With Georgia expected to soon become the 13th jurisdiction to adopt the Uniform Mediation Act and with more states likely to follow suit amid widespread trial delays, practitioners should familiarize themselves with the act's conflict disclosure requirements and the boundaries of its confidentiality provisions, says Richard Mason at MasonADR.
With the pandemic ushering in remote collaboration tools, counsel must revisit fundamentals of the attorney-client privilege and the work-product doctrine, study cases involving email and other recent technologies, and follow 10 best practices to protect confidentiality, say attorneys at DLA Piper.
Recent data breaches involving Goodwin and Jones Day show that cyberattacks are very real threats to the legal profession, especially in the era of remote work, so law firms should revisit common business practices that expose them to unnecessary risks, says Ara Aslanian at Inverselogic.

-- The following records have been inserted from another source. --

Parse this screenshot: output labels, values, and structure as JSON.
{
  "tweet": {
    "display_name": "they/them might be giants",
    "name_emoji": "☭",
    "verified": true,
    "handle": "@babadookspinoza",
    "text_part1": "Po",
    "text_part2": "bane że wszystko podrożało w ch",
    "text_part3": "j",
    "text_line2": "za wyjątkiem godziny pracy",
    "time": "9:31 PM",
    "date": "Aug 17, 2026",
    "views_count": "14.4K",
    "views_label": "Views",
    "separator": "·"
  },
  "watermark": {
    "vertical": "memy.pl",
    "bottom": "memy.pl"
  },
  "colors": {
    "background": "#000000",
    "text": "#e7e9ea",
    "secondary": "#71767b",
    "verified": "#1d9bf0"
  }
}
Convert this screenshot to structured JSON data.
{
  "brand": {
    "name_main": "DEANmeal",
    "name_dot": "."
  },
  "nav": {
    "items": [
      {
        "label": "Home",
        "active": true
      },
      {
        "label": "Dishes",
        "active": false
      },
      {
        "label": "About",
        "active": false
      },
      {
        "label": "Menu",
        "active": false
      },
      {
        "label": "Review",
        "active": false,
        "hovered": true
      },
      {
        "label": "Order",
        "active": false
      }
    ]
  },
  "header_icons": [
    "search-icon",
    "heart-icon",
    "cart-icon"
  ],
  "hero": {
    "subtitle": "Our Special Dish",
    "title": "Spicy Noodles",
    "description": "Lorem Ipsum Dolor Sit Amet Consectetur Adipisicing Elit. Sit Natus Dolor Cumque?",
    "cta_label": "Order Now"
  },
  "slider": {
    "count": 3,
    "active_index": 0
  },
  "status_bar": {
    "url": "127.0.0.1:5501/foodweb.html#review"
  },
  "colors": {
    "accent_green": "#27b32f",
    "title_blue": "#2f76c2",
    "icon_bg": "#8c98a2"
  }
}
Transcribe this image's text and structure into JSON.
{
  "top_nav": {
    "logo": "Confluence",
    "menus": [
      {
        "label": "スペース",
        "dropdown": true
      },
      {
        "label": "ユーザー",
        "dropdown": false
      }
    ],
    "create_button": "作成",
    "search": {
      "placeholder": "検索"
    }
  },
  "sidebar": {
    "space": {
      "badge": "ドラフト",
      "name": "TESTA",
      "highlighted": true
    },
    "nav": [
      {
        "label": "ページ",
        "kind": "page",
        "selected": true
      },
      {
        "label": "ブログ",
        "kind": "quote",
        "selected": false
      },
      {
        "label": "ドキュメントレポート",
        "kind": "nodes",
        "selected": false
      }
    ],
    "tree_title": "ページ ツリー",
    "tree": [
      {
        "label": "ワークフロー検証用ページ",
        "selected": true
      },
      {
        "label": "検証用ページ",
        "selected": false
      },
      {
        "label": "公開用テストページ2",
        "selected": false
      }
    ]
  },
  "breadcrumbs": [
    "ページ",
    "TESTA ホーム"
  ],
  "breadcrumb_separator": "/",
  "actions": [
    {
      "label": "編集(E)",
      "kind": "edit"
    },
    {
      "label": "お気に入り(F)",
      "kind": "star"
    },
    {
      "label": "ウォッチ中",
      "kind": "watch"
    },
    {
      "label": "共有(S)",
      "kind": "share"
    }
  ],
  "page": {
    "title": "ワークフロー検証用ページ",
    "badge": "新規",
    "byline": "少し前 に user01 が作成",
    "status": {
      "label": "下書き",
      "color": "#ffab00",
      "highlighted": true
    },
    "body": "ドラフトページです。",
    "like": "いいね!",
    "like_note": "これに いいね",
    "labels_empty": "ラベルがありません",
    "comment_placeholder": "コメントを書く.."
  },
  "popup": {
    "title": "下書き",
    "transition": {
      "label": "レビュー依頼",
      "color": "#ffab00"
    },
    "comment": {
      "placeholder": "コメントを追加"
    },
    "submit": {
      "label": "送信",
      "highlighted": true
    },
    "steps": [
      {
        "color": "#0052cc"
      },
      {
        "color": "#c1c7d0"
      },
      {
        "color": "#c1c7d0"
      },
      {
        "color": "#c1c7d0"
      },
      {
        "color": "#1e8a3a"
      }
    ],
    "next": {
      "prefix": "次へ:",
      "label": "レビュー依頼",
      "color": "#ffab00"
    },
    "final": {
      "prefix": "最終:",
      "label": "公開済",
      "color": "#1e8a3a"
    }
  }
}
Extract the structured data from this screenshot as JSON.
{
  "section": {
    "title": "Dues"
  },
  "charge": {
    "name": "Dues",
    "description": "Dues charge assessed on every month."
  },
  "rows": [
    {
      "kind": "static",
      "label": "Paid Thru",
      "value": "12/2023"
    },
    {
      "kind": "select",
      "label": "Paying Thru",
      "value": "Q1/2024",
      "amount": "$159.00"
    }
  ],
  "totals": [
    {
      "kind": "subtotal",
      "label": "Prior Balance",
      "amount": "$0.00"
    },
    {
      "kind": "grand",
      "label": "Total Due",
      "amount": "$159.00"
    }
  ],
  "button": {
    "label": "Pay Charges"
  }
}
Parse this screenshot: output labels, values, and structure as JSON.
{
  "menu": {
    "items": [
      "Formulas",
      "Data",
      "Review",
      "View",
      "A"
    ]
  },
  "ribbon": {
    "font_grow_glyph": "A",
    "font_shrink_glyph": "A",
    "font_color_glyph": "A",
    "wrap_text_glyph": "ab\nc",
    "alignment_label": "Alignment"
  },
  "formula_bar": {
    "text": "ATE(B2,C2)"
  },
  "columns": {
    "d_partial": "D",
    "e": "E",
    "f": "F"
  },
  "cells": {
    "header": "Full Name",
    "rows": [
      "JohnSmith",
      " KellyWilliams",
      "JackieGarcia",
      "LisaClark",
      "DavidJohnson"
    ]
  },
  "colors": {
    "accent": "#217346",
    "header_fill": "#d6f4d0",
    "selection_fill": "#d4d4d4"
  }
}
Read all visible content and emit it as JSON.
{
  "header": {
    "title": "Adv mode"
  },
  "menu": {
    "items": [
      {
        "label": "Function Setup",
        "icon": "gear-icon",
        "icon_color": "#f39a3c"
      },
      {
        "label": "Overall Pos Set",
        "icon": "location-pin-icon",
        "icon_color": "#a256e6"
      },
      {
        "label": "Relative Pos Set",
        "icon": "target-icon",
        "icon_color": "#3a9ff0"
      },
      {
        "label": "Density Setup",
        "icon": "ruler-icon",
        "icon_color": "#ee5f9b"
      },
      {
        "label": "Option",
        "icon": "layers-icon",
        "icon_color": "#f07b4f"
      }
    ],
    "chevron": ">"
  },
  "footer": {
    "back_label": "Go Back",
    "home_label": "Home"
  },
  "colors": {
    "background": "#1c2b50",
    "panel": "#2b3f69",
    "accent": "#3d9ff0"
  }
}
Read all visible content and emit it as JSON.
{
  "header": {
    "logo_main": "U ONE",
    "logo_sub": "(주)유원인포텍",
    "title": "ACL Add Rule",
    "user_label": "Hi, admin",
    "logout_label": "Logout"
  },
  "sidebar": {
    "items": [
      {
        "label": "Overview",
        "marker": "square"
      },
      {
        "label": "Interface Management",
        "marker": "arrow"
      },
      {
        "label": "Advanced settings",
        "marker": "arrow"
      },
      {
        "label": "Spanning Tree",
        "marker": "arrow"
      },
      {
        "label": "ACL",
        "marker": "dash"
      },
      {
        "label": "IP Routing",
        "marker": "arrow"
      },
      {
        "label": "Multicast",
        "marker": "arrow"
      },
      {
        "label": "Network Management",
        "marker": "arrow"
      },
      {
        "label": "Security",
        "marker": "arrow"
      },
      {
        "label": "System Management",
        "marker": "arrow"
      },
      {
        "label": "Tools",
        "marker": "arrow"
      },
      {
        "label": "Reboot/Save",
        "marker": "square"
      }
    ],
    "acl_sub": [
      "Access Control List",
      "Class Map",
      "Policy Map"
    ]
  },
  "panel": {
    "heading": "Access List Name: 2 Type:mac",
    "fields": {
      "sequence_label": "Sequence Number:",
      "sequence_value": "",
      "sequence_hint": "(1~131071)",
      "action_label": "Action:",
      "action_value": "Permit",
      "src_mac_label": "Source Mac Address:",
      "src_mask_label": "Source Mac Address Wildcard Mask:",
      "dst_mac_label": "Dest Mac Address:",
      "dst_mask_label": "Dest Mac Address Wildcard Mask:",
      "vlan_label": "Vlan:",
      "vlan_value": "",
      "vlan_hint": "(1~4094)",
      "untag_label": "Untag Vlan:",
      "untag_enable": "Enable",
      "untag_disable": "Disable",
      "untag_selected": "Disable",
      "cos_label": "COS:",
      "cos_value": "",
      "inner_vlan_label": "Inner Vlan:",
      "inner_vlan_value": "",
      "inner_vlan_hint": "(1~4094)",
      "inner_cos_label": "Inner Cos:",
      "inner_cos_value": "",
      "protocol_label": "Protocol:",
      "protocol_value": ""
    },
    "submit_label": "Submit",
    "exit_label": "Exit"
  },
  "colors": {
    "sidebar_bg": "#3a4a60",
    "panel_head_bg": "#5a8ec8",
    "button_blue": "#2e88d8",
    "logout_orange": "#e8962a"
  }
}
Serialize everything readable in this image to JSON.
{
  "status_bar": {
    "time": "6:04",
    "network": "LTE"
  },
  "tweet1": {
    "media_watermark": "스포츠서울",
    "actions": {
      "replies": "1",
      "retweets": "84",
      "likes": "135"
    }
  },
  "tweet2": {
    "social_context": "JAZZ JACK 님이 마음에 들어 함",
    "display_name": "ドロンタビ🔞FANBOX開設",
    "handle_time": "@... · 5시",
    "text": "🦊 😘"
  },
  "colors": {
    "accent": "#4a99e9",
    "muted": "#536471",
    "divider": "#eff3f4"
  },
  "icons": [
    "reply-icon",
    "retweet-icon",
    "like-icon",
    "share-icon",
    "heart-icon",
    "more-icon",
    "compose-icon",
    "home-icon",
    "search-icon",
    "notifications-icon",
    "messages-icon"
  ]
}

The U.S. Supreme Court's decision this week to review Servotronics v. Rolls-Royce — a case concerning use of a U.S. discovery statute in aid of private international arbitration — will result in greater certainty as to the statute's scope and allow domestic parties to better defend themselves from foreign discovery requests, say Dan Ward and Elena Davis at Ropes & Gray.
Witnesses facing tricky questions from opposing counsel often find themselves engaging in hindsight bias, when they use present knowledge to second-guess past actions, but these problematic thought processes can be overcome during deposition or trial preparation through tough questions and some catharsis, says Merrie Jo Pitera at Litigation Insights.
While a recent New Jersey ethics opinion rightly concluded that an attorney cannot claim an ethics violation when opposing counsel replies all to a group email including clients, it runs counter to stances taken by other states and presents new dangers of confidentiality breaches and unfiltered messages to opposing parties, says Roger Plawker at Pashman Stein.